[Records from a data collection]
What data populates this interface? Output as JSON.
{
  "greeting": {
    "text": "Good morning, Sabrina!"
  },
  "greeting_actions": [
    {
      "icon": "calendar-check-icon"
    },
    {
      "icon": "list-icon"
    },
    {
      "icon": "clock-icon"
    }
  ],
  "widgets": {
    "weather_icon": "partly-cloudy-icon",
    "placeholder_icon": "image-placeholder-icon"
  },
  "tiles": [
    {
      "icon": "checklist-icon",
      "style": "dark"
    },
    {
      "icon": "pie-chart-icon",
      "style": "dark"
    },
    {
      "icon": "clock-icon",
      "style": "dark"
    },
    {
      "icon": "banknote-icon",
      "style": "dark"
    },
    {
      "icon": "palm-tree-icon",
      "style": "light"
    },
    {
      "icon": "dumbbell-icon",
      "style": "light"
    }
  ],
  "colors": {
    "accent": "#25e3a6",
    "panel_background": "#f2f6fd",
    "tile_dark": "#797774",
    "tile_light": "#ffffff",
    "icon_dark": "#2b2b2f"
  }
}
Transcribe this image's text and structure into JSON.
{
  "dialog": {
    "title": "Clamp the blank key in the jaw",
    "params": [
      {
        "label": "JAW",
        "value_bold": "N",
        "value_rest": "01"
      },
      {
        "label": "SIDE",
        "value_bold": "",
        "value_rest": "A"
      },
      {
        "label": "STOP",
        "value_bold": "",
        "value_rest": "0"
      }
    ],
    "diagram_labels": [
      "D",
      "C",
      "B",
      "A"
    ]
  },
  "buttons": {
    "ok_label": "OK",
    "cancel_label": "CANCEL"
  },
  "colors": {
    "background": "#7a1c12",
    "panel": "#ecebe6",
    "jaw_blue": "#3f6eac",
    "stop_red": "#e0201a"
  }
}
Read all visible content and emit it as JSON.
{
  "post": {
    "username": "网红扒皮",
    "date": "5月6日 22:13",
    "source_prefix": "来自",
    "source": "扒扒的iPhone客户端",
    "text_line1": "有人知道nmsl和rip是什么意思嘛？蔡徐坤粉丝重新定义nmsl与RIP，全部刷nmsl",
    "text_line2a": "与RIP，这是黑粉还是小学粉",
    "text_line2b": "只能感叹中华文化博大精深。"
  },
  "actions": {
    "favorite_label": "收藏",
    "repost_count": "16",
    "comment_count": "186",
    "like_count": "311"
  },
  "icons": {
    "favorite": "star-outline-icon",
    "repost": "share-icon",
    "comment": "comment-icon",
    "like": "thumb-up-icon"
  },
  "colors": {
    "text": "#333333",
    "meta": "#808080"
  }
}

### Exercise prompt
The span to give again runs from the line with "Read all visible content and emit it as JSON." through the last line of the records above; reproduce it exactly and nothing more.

### Response to this task
Read all visible content and emit it as JSON.
{
  "post": {
    "username": "网红扒皮",
    "date": "5月6日 22:13",
    "source_prefix": "来自",
    "source": "扒扒的iPhone客户端",
    "text_line1": "有人知道nmsl和rip是什么意思嘛？蔡徐坤粉丝重新定义nmsl与RIP，全部刷nmsl",
    "text_line2a": "与RIP，这是黑粉还是小学粉",
    "text_line2b": "只能感叹中华文化博大精深。"
  },
  "actions": {
    "favorite_label": "收藏",
    "repost_count": "16",
    "comment_count": "186",
    "like_count": "311"
  },
  "icons": {
    "favorite": "star-outline-icon",
    "repost": "share-icon",
    "comment": "comment-icon",
    "like": "thumb-up-icon"
  },
  "colors": {
    "text": "#333333",
    "meta": "#808080"
  }
}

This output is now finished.